The FIA has announced further details of changes to F1?óÔé¼Ôäós technical rules for 2010. Chief among these is the widely-expected banning of refuelling and tyre warmers. The minimum weight of the cars is also being increased from 605kg to 620kg, and there are revisions to the rules governing KERS. How are these changes, together with … Continue reading How new rules will change 2010 F1 cars
Bridgestone has announced what tyres the teams will used at the Monaco, Turkish, British and German Grands Prix. At Monaco the tyre supplier will break with its 2009 policy of using tyres that are two stages apart, bringing the soft and super-soft compounds as it did in 2008. It will revert to type at Istanbul … Continue reading Tyre compounds for next four races
Here’s an excellent video from Speed TV’s Steve Matchett explaining the diffuser controversy in detail, with some fascinating close-ups of the three controversial cars: This video was published before today’s appeal court ruling which decided that the diffusers used by Brawn GP, Williams and Toyota are legal.
The FIA International Court of Appeal will today finally rule on whether the ‘double decker’ diffusers used by Brawn GP, Toyota and Williams are legal.
Speed is part of the essential attraction of Formula 1. But containing the ever-escalating cornering speeds of F1 cars has been a major goal of the FIA for safety reasons. The new rules introduced for 2009 were not just aimed at improving the spectacle of the racing in F1, they were also intended to keep … Continue reading 2009 F1 cars quicker than in 2008
The first two races of 2009 are in the books, giving us our first chance to see if the radical new regulations designed to increase overtaking have had the desired effect. So far the signs are good ?óÔé¼ÔÇ£ but will it last?
F1 Fanatic guest writer John Beamer examines the technical changes and controversies over the first two races of 2009. Formula 1 never changes. We’re not even two races in and controversy continues to rage around the paddock – as it has done so every year since 1954 and will do so until we humans are … Continue reading Technical review: Australia and Malaysia

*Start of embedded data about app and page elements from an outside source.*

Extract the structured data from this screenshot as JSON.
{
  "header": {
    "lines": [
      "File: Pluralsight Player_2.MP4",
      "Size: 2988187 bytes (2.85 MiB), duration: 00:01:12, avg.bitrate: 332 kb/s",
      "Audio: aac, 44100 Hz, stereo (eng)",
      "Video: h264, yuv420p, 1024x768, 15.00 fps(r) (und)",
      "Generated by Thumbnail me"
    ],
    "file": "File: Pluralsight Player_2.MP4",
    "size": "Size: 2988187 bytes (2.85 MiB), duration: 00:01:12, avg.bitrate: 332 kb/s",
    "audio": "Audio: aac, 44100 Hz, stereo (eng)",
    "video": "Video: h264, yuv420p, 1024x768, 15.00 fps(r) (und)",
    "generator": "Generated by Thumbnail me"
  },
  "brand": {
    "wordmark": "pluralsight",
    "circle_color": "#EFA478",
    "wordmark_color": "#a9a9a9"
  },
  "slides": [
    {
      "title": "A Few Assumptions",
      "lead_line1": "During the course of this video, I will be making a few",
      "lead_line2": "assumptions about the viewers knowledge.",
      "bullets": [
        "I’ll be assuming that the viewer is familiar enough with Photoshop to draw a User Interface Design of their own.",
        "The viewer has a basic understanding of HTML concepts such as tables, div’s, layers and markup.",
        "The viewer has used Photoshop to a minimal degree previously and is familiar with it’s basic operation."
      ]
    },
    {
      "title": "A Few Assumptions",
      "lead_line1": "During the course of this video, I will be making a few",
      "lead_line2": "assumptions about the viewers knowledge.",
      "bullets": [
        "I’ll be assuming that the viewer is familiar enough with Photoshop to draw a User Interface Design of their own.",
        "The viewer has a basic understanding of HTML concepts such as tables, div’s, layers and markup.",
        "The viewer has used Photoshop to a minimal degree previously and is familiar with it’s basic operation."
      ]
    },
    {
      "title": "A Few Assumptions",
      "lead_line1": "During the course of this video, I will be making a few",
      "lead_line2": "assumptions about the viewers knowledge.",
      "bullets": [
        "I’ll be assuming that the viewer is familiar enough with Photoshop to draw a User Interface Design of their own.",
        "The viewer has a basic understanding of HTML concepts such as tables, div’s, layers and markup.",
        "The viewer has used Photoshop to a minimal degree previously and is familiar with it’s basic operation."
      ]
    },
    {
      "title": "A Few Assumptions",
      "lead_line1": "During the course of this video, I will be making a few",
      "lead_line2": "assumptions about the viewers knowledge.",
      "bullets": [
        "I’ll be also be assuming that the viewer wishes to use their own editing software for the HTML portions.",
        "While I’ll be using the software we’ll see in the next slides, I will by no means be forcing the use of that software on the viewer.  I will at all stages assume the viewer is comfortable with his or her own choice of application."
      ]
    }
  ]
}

Brawn GP, Williams and Toyota’s diffusers have been given the all-clear by the stewards in Melbourne. But Ferrari, BMW, Renault and Red Bull are intending to protest the decision. This means a Court of Appeal hearing into the legality of the parts will have to be held, most likely in the week after the Malaysian … Continue reading Diffuser row set to drag on
Doctorvee from Vee8 joins us as a guest writer and begins with a look at the controversial Kinetic Energy Recovery Systems introduced this year. In a year of big changes to F1, perhaps the biggest is the introduction of KERS, the Kinetic Energy Recovery System. But given the way things have developed over the winter, … Continue reading CURSE – Complicated way to Undermine Revenue, Safety and the Environment
In these two videos McLaren’s Heikki Kovalainen and Bridgestone’s Hirohide Hamashima explain what impact the new slick tyres will have on F1 racing this year: Read more F1 2009 technology: front wing F1 2009 technology: Mid-region F1 2009 Technology: Rear wings, diffusers – and the inevitable controversy